Rae enjoys using terms like "we" and "team", partially as a way to endear himself to lifelong Liberals. Many Liberals were suspicious of Rae, which may account for the early leadership dismissals by many pundits. To Rae's credit he has mostly silenced the detractors, through a combination of institutional supporters and crafty rhetoric. The news of NDP donations couldn't come at a worse time, as I'm sure many Liberals are presently taking a second look at Rae. Expect rival camps to quitely whisper the charges, as ridings select delegates, killing the past weeks apparent "surge". This news is particuarly important because it speaks to Rae's loyalty, something which I am quickly learning is incredibly important in Liberal circles. This story is the equivalent of finding out that Dion drives a Hummer and dumps his old paint cans in the local tributary. The timing is horrible, let's see if this has legs, but I suspect it might.
Rae responds to the NDP donations:
In an interview Wednesday, Rae said he had no sign on his lawn.
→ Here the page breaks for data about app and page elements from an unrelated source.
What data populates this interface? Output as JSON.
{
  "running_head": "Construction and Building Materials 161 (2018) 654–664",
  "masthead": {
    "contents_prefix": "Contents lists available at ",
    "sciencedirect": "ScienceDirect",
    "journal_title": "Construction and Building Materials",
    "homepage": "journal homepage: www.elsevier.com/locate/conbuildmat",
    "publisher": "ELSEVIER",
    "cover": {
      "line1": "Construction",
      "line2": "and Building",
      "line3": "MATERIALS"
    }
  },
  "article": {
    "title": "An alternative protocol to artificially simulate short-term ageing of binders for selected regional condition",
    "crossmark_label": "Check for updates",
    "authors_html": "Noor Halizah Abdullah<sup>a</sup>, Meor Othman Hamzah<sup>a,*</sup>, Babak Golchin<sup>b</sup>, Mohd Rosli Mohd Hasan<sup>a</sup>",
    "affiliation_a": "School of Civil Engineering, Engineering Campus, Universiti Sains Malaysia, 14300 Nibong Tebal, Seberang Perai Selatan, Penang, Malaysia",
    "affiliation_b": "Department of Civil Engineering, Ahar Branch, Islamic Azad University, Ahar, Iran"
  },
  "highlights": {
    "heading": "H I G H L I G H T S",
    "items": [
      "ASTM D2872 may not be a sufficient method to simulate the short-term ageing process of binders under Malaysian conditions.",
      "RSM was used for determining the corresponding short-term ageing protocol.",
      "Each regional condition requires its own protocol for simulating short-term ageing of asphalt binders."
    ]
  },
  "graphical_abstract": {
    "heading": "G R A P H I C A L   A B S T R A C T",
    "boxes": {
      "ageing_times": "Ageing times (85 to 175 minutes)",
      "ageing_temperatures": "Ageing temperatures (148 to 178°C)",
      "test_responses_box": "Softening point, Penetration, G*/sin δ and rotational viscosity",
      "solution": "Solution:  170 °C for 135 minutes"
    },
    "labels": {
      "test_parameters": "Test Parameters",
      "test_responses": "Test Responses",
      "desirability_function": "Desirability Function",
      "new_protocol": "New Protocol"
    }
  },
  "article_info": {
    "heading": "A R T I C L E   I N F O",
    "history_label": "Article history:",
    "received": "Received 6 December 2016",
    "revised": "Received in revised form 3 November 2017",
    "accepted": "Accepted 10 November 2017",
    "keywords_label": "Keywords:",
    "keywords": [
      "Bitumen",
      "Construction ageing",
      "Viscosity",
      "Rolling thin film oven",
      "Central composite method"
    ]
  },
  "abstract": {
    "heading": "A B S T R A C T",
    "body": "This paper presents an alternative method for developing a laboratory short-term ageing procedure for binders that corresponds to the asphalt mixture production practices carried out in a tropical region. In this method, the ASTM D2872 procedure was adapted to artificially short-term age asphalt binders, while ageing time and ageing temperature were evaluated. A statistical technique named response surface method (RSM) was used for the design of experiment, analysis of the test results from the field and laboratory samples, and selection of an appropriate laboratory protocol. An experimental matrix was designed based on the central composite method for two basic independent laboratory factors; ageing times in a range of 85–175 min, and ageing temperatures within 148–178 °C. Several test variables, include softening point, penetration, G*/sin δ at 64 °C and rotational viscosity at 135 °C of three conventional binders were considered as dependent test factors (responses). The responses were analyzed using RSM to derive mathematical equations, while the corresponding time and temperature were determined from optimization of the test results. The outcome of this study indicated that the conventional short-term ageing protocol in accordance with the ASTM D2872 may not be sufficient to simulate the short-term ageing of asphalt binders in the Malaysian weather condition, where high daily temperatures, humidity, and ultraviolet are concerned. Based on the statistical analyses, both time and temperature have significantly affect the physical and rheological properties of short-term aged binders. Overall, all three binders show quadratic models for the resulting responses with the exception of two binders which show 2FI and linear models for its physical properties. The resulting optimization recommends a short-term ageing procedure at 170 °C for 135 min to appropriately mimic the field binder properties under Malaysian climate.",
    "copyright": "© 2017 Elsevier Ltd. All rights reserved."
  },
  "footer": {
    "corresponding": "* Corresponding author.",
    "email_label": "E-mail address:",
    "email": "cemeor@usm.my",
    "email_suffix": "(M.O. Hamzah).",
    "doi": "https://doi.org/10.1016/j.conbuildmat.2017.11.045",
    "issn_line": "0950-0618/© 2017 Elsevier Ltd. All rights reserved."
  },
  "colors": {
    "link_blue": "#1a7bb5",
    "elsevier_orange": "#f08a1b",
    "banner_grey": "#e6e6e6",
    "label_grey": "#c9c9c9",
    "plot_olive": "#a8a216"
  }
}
But he confirmed he did make small donations to three or four NDP candidates who were personal friends, as well as to several Liberals, including interim leader Bill Graham.
He said he even gave money once to Hugh Segal, now a Conservative senator, for his ill-fated bid to lead the now-defunct Progressive Conservatives.
"I try to give generously to charity and I try to give generously or as well as I can during political campaigns to encourage good people to get into public life. It's something that I've always done," Rae said.
A search of party donations filed with Elections Canada, shows Rae gave $250 and $300 to two NDP candidates in last winter's election. He also gave two $250 donations to NDP candidates in the 2004 election.
In the last election, Rae also gave $300 each to Liberals Pierre Pettigrew and John Godfrey. An aide said Rae also gave money to Graham in early 2006, which has not yet been reported by Elections Canada, as well as small donations over the years to provincial Liberals in Ontario.